Many of you will have followed the “Being Bettina’s Mum/Dad” series created by Steve ( www.leadershipintheraw.org ) and myself which centres around our daughter, Bettina, who copes with autism, a learning disability and a complex language disorder. Steve has already written many posts about Bettina on how she has coped with the global pandemic – thanks Covid19, as if we didn’t have enough to do! – and the steps we have taken to help Bettina through it and Bettina’s own personal courage in finding sense and order out of constant change.

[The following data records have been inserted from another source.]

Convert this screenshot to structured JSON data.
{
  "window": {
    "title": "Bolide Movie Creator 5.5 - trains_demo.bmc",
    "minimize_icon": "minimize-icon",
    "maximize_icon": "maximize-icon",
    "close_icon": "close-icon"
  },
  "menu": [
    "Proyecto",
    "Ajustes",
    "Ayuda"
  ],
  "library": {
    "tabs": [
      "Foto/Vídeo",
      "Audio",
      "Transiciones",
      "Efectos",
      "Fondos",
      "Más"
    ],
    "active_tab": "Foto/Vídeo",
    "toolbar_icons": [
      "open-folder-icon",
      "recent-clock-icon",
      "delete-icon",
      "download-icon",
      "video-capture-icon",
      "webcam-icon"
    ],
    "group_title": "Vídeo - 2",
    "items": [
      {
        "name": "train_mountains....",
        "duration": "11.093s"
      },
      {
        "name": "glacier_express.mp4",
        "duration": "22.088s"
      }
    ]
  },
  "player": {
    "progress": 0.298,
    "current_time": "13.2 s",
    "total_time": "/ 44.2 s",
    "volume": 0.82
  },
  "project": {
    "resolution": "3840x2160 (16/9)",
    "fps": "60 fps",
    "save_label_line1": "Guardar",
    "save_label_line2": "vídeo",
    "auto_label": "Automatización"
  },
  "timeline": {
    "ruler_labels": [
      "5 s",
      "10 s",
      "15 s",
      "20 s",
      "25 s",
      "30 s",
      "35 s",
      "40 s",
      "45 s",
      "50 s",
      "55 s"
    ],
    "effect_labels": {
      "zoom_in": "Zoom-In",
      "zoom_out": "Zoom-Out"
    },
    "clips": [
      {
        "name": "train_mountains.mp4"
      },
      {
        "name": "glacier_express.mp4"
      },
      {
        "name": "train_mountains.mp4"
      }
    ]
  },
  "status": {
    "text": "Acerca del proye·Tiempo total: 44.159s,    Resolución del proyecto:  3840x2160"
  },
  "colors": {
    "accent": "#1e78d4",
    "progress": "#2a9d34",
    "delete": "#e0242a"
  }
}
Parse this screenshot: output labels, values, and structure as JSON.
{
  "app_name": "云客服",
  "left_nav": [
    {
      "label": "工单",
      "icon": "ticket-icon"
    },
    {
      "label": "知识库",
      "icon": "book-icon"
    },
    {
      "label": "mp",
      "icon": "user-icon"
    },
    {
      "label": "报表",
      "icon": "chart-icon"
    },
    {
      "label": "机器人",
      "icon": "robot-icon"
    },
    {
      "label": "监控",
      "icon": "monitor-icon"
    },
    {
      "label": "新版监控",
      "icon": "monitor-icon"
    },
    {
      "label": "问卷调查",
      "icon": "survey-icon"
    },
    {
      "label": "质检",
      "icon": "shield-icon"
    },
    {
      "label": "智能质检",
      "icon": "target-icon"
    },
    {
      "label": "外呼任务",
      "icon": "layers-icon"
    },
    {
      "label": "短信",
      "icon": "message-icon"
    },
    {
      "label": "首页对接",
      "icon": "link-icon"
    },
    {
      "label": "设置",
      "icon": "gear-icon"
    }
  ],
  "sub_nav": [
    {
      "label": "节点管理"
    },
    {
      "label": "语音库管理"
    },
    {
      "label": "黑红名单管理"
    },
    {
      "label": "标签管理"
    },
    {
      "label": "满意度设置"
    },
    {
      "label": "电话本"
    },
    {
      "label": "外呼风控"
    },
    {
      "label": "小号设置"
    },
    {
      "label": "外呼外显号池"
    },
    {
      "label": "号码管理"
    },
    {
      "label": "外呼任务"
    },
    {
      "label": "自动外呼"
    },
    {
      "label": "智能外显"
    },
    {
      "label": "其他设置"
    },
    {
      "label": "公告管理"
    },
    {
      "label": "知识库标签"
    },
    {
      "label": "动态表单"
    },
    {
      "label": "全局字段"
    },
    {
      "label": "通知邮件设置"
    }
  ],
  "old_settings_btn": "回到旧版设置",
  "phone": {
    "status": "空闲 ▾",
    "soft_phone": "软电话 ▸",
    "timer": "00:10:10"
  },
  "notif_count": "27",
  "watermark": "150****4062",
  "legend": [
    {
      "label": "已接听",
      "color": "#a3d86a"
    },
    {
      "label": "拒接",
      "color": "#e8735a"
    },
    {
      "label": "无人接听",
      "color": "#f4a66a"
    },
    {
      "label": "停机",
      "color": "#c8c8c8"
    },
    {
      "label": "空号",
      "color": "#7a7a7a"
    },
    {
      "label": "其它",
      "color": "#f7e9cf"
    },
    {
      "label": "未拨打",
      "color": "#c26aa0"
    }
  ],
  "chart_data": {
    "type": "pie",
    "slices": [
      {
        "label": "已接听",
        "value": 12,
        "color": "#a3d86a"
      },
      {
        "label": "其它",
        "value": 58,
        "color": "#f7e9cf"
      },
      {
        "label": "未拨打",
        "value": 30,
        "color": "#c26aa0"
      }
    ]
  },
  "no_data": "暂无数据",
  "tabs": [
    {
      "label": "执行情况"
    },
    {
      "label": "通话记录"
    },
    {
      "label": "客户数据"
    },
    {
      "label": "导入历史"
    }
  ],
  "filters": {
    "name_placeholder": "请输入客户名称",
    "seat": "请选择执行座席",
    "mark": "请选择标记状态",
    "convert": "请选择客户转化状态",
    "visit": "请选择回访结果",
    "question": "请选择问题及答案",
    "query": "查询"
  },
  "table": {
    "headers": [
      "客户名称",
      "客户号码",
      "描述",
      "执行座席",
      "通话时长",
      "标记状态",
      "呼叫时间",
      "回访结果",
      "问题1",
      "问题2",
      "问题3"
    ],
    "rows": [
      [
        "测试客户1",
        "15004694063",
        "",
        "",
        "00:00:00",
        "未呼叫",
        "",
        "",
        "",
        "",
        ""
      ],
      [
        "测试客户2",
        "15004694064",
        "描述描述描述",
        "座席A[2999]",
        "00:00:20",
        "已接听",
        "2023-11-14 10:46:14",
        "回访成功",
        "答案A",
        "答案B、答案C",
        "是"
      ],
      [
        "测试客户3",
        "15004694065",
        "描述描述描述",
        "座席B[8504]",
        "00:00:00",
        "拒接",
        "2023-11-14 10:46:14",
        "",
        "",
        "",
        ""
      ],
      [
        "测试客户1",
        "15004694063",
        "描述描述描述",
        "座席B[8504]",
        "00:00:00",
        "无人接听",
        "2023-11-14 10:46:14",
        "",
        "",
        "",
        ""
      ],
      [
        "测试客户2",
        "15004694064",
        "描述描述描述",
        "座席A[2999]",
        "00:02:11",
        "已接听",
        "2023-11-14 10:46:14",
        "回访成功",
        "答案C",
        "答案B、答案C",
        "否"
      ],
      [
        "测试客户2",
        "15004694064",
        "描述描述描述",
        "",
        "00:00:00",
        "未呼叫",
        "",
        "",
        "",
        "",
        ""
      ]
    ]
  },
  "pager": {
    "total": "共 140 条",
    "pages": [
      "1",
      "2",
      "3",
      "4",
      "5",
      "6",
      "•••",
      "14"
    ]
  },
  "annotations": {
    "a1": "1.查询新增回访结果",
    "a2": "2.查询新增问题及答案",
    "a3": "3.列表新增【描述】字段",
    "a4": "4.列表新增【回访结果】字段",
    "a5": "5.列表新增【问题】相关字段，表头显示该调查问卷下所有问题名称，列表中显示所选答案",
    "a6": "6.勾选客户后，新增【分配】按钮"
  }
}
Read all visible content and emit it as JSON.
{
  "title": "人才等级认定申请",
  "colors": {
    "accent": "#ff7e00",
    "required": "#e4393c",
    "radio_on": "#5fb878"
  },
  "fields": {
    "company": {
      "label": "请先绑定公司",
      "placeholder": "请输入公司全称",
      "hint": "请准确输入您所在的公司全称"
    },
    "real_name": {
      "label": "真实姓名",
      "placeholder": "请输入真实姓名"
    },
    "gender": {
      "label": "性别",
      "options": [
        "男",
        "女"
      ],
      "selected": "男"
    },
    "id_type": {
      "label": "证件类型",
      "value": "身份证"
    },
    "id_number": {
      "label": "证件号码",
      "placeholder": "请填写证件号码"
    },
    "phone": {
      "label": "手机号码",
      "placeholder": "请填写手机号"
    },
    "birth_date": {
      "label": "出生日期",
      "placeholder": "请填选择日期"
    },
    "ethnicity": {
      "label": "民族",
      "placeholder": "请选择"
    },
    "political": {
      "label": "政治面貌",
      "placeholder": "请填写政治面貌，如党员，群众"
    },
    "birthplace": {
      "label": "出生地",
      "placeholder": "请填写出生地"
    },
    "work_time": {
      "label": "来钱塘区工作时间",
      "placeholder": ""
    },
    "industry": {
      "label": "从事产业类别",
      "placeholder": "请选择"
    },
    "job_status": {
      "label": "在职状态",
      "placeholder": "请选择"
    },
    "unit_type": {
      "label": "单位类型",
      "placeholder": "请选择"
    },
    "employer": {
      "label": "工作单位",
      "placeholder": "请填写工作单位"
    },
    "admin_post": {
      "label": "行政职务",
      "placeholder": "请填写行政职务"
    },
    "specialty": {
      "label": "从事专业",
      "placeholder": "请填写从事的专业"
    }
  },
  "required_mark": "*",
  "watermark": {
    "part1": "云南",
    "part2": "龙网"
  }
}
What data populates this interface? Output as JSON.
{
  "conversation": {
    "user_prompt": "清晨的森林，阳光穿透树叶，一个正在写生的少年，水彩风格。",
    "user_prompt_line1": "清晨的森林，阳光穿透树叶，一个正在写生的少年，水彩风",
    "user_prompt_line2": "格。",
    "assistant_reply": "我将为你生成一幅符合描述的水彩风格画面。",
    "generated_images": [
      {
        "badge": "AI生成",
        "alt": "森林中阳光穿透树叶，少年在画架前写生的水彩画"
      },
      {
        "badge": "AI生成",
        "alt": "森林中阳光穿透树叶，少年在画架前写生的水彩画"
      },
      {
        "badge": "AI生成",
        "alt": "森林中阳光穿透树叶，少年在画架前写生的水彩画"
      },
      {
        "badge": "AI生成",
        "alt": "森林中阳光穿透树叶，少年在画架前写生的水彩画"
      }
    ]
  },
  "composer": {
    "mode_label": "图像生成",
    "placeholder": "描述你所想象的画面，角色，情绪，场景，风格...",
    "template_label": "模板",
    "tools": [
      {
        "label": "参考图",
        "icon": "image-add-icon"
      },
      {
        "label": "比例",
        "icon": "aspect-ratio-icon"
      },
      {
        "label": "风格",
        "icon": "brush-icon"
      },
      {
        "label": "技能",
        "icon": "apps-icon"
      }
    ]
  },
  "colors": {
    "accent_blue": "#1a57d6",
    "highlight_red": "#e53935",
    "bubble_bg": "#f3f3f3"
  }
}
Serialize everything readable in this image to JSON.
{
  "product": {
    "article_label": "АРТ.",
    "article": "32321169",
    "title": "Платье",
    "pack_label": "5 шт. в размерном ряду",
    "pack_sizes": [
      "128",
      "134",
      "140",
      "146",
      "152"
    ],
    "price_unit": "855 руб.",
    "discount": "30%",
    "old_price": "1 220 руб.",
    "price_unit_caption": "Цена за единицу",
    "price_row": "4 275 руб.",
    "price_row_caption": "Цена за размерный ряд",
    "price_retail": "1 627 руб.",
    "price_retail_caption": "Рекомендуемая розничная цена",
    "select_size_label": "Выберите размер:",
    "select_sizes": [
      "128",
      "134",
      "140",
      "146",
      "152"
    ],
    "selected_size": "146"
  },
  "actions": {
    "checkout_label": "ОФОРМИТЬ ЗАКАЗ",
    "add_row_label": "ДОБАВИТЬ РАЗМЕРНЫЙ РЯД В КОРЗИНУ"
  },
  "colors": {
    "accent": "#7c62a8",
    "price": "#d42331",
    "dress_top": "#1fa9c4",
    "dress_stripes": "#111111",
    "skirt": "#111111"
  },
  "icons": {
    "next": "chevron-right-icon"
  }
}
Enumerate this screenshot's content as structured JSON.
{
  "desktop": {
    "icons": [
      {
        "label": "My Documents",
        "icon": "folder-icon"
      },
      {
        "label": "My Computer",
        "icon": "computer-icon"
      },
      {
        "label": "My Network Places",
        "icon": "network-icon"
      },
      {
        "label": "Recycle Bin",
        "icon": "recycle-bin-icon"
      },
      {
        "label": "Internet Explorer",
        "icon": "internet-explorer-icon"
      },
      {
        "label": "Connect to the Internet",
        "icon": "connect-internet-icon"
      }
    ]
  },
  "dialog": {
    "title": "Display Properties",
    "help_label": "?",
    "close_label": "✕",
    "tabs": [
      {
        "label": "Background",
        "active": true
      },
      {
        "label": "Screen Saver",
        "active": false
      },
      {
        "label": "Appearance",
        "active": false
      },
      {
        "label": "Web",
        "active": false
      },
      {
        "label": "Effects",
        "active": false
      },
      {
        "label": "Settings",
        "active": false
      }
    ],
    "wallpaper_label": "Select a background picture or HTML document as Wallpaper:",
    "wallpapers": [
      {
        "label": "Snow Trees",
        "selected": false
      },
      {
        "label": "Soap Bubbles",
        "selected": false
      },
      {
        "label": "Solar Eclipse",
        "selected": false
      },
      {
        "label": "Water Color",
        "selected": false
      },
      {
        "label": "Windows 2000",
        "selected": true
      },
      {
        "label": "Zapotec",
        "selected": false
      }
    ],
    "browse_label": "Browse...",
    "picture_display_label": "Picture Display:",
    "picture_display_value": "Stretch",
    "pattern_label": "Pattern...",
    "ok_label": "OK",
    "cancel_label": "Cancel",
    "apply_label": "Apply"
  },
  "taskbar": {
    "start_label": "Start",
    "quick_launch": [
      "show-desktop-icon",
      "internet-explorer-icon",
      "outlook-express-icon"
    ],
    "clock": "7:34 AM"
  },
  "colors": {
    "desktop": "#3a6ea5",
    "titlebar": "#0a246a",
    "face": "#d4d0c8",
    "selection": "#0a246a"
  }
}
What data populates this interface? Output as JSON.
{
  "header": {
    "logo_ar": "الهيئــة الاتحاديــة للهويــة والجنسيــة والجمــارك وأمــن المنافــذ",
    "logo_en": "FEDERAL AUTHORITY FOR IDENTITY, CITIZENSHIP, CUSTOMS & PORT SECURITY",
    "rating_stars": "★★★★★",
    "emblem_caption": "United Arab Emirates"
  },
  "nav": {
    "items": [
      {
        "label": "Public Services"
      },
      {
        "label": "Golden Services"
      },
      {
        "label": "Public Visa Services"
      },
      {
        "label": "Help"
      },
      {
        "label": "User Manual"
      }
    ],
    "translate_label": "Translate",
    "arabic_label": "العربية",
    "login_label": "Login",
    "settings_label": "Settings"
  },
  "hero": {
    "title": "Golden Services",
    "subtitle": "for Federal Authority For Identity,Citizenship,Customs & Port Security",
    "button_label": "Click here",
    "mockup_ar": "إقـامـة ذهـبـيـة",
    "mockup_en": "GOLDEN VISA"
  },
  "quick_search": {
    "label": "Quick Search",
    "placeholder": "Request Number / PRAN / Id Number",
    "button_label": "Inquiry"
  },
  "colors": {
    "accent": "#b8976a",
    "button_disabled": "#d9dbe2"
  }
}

As parents, we can only imagine the mental strain and utter confusion Bettina has felt and hoped that we have been able to relieve some of her anxiety by the steps we have taken.
However, we are now about to go through a completely different phase – the return to a more “business as usual” state – which will need the same amount of careful handling and communication the onset of Covid19 needed.
Our greatest fear was what would happen if Bettina caught Covid? The media advised that drastic measures would be taken in the event of hospitalisation, including the bar on family members attending the hospital and that patients, including the most vulnerable of our community, would have to face being admitted and treated alone. How would we explain that to Bettina? How would she cope when she cannot always effectively communicate for herself? It was a frightening prospect and, to be honest, I give myself a big pat on the back on how we handled the move towards the first lockdown and (hopefully) preventing our nightmare scenario. My personal guess was that this virus was not about to just blow lightly through the world and die of its own accord. I am not a medical or biological genius, I just have a lot of common sense, and it made sense to me to start protecting my family as early as possible and therefore made the unpopular (initially) decision to insist on the wearing of masks, gloves where needed and hand sanitizer by the handful! Fortunately, Bettina’s wonderful carer/p.a (Donna) had already introduced Bettina to a regular practice of using hand sanitizer as part of their routine. It was difficult at first as no-one else was wearing masks, or gloves, which confused Bettina, but we kept to our decision.
However, with the introduction of a vaccine and the determination of a country ready to get back to living as normally as possible once again, the re-introduction of a normal world into Bettina’s new and accustomed routine will take careful step-by-step handling. We also have to be prepared for restrictions to come back in, which nobody wants of course, and this will greatly affect Bettina, so where do we start and how do we go about it? We will work towards our five point plan:
1. During previous periods of respite from restrictions we have changed Bettina’s visual timetable to suit the order of the day. This time we will not be changing the activities list from “closed” to “open” and will leave it as the depressing read it has become!
2. We will make a new visual timetable for Bettina with each day having two options. One option will be the current activity which has been available for a few weeks (such as her supported employment days) and an additional activity where it has become available but may be temporary. The options will either have a tick or a question mark above them, which is something Bettina has responded to in the past.
3. We will not be going full speed ahead with all of her activities, even if they are available, for a couple of weeks until we are sure they are definitely available. This will help manage Bettina’s expectations and her emotions. As desperate as we are for Bettina to take possession of her life again, we will keep a restrained attitude to freedom. These activities may include going back to reading books in the library; going swimming; lifeskills centre or to the cinema.
4. Irrespective of any decision by the country to ditch the masks, social distancing or regular hand sanitizing (I personally think and hope that hand sanitizer is here to stay!), we will continue to embrace this trinity for some time yet. To be honest, Bettina has become a star when adhering to these three rules and regularly prompts the rest of her family if we lapse at any time!
5. We will co-operate (as a family) on any vaccination programme or booster initiative to keep our family, friends, and community safe. Despite Bettina’s very vocal objection to having a needle stuck in her arm (twice now, thanks Mum!) and the gnawing ache I feel in my stomach when we take her for her jabs (Bettina probably thinks we view her as the family pet needing to visit the vet for shots!) we will cope with the accusatory stare from Bettina; the worried looks from others waiting for their vaccination and medics feeling guilty for upsetting her for however, or as many times as will be needed.
Additionally, we will keep a closer eye on any changes or enhancement in Bettina’s emotional wellbeing which may indicate a need for extra reassurance(s) on what is happening around her. Suddenly having people in closer proximity to her once again will not be easy for Bettina, nor will the noise levels that will accompany re-found freedoms. Eating out will be difficult at first as Bettina has become used to the companionable silence of reduced background noise – I cannot think why I never thought to have piped music in the background during family meals! – and having lunch in the park without menu choices being discussed, or the hustle and bustle of restaurant employees.
As we go back into the real world and reclaim our freedoms, Bettina will most certainly not be the only one to be anxious or confused, but we will tread lightly and, who knows, maybe our five point plan will help someone you know!